• **Work request**: Check each line of the data below for the word "icon", then extract the ones that have it.

• **Supplied material**:
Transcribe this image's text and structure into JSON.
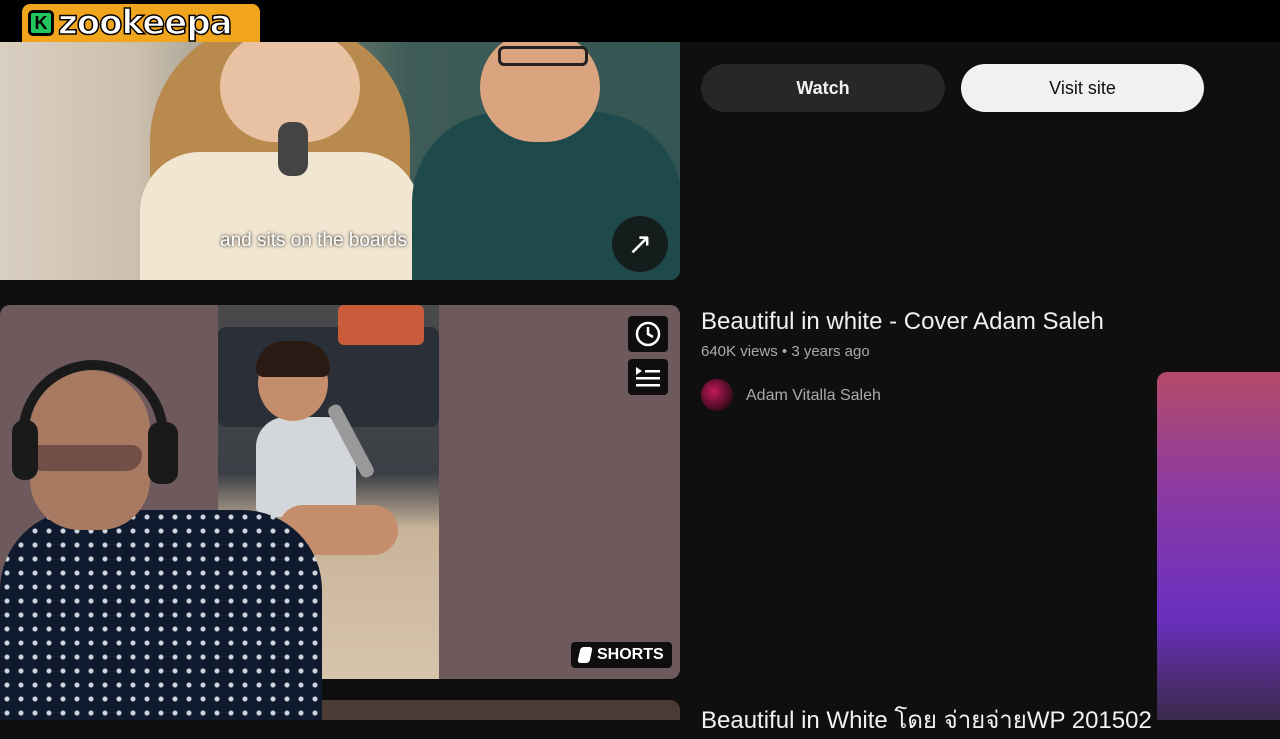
{
  "logo": {
    "badge_letter": "K",
    "text": "zookeepa"
  },
  "video1": {
    "caption": "and sits on the boards",
    "open_icon": "arrow-up-right-icon",
    "watch_label": "Watch",
    "visit_label": "Visit site"
  },
  "video2": {
    "title": "Beautiful in white - Cover Adam Saleh",
    "views": "640K views",
    "separator": "•",
    "age": "3 years ago",
    "channel": "Adam Vitalla Saleh",
    "badge": "SHORTS",
    "watch_later_icon": "clock-icon",
    "queue_icon": "add-to-queue-icon"
  },
  "video3": {
    "title": "Beautiful in White โดย จ่ายจ่ายWP 201502"
  },
  "colors": {
    "background": "#0f0f0f",
    "topbar": "#000000",
    "logo_bg": "#f0a51c",
    "logo_badge": "#22c55e",
    "watch_button": "#272727",
    "visit_button": "#f1f1f1",
    "meta_text": "#aaaaaa"
  }
}
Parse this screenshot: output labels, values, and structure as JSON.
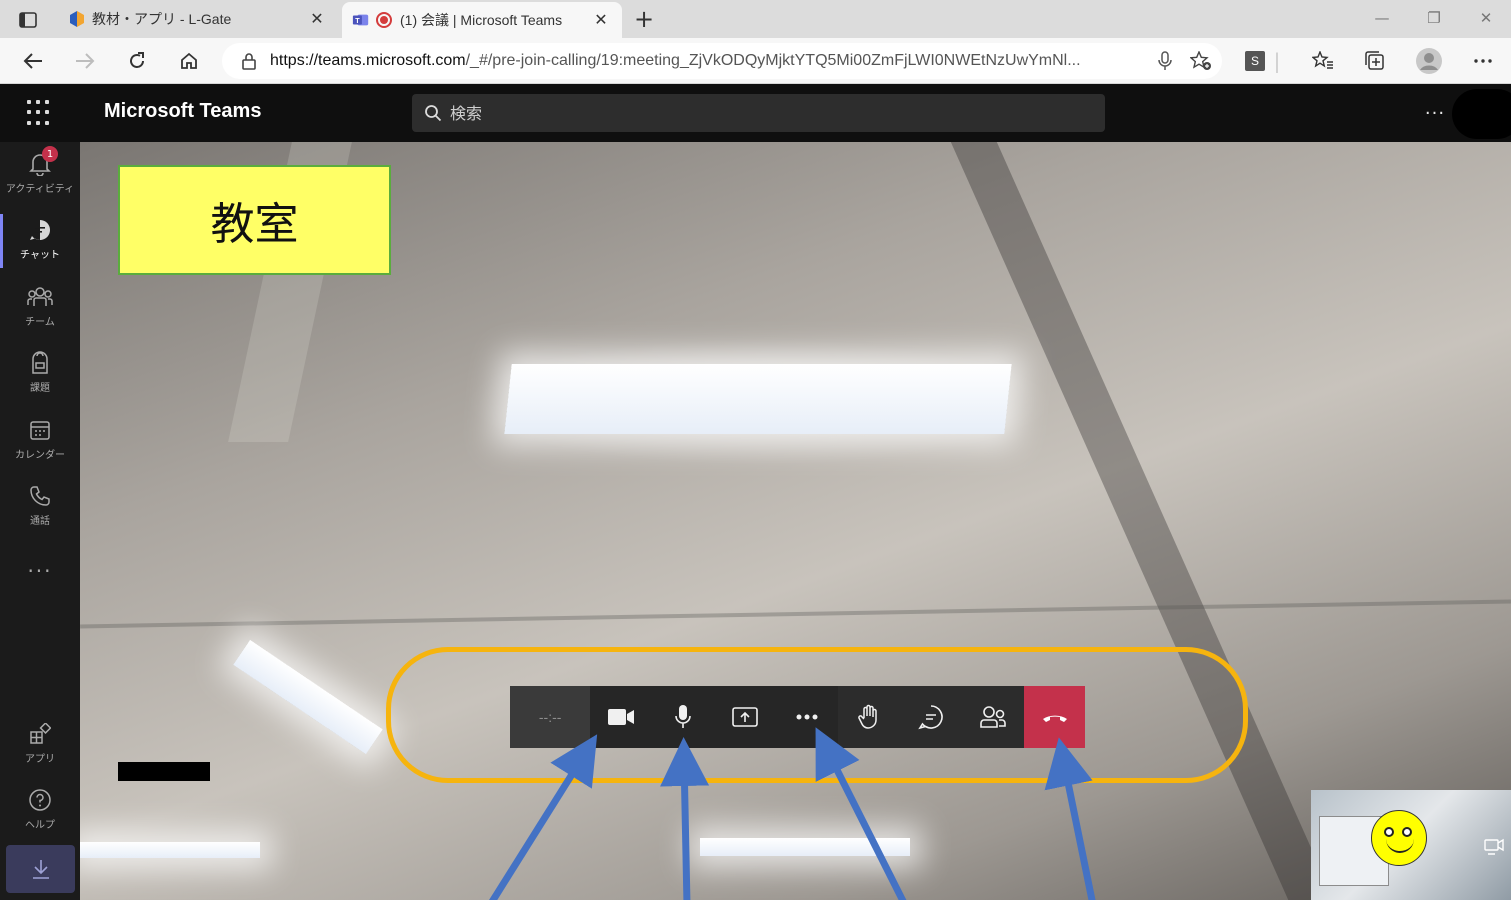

• **Response**:
    "open_icon": "arrow-up-right-icon",
    "watch_later_icon": "clock-icon",
    "queue_icon": "add-to-queue-icon"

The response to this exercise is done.